Data records for software interfaces:

↓

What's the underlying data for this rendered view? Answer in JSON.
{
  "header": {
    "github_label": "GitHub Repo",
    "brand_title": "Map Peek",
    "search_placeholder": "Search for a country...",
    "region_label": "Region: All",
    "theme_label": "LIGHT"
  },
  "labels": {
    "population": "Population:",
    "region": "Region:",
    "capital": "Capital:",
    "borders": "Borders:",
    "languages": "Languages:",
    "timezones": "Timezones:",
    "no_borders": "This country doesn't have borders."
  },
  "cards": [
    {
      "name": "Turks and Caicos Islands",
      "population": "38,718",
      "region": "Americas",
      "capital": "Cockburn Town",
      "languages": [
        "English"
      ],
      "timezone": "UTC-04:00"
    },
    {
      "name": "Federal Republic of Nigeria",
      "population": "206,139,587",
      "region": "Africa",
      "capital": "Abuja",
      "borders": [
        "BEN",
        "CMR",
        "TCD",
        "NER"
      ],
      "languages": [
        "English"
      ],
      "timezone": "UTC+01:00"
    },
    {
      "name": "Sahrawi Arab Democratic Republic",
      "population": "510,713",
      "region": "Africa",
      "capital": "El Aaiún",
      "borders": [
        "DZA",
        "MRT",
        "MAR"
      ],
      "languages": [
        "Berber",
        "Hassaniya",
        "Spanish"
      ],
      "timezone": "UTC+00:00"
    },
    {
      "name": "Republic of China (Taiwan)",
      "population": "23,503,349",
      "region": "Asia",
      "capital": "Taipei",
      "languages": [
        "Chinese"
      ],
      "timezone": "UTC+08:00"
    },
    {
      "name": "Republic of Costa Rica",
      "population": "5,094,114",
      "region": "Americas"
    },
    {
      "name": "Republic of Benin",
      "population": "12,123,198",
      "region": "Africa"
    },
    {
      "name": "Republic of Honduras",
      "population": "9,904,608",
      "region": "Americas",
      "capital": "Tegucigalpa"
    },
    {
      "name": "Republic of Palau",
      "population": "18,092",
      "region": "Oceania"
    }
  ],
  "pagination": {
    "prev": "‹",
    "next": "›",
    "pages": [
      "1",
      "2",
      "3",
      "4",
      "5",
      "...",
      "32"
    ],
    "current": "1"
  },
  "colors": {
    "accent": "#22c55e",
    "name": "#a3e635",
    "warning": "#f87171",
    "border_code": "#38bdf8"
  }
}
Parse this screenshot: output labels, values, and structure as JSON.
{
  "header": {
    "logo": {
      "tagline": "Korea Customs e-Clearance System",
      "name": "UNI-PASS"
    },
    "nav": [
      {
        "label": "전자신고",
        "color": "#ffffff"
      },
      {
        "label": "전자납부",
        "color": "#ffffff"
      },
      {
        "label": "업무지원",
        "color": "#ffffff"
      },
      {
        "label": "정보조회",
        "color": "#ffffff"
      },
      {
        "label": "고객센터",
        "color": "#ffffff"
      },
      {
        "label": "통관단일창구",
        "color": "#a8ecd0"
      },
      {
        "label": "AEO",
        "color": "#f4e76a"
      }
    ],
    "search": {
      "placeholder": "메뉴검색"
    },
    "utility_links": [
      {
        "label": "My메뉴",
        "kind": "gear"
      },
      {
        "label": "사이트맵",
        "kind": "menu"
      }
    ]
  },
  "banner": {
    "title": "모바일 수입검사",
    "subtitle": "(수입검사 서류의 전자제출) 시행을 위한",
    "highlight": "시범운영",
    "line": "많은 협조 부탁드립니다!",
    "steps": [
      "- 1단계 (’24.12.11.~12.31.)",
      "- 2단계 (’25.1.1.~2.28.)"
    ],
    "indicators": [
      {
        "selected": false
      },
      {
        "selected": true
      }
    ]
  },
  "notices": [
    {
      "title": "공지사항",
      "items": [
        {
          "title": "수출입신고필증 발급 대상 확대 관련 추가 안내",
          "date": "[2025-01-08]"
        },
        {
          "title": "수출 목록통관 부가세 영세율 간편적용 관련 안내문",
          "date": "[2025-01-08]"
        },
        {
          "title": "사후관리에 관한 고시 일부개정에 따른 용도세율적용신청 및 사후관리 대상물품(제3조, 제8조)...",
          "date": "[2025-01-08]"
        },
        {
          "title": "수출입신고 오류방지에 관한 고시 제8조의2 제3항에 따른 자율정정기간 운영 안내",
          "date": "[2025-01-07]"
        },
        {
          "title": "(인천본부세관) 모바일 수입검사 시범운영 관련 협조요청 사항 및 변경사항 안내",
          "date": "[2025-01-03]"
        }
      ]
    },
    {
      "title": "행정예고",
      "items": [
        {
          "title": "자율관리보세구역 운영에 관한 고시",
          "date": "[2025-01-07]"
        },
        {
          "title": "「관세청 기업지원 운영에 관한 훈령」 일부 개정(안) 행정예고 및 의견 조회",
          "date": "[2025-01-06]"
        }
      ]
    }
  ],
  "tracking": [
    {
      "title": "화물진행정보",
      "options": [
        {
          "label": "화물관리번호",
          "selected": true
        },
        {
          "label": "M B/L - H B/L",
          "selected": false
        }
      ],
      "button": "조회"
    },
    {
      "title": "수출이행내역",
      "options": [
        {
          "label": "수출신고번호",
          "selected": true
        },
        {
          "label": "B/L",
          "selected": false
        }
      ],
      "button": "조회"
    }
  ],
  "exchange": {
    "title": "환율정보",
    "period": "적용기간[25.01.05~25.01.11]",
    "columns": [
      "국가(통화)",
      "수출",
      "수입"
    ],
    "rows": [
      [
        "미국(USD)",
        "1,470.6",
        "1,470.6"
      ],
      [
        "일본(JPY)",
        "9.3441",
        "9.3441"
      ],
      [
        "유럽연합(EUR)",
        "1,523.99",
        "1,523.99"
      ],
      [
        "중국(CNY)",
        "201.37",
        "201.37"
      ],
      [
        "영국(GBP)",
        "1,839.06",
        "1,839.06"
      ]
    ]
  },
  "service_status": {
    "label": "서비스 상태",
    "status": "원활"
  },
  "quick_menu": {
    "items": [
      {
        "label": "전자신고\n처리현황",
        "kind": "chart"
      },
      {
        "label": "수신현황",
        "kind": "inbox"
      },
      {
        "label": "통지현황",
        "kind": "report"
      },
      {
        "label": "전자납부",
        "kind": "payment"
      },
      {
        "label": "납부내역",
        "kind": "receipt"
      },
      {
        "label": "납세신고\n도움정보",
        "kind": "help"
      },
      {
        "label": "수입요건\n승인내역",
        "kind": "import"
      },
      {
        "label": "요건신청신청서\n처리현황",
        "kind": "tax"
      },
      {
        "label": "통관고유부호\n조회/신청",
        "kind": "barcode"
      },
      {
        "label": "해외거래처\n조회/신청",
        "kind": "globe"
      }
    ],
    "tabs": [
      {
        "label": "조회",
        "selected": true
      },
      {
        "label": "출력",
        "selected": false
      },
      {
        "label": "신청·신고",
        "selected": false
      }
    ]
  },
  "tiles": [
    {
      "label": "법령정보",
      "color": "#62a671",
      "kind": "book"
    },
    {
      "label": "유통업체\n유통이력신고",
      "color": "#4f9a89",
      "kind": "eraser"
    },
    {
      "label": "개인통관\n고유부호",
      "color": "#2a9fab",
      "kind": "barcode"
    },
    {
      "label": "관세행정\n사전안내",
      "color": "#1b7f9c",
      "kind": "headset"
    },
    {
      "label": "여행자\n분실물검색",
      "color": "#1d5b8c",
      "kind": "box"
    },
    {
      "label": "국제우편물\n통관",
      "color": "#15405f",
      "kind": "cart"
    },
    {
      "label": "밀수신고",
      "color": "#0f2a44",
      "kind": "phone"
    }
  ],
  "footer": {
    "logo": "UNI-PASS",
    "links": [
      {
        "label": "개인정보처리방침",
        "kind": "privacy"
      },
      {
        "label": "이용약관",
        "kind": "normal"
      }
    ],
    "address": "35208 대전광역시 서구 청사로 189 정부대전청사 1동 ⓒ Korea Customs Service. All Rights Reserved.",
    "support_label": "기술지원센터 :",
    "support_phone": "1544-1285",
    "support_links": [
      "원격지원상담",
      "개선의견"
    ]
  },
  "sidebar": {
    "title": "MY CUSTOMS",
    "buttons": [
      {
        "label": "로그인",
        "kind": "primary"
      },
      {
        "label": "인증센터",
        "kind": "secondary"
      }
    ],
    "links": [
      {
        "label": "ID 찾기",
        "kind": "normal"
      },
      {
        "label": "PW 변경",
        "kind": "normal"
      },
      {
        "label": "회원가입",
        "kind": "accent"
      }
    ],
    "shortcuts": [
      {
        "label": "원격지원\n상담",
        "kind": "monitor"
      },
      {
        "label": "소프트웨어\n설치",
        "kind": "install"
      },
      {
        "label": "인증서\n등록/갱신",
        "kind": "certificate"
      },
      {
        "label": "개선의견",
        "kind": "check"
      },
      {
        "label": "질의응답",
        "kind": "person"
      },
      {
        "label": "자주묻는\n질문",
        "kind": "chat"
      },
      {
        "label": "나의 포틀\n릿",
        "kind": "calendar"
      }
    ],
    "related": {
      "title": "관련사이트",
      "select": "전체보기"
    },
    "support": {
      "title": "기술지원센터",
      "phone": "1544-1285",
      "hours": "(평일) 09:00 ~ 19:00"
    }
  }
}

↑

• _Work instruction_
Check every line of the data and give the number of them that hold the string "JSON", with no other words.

• _Response area_
2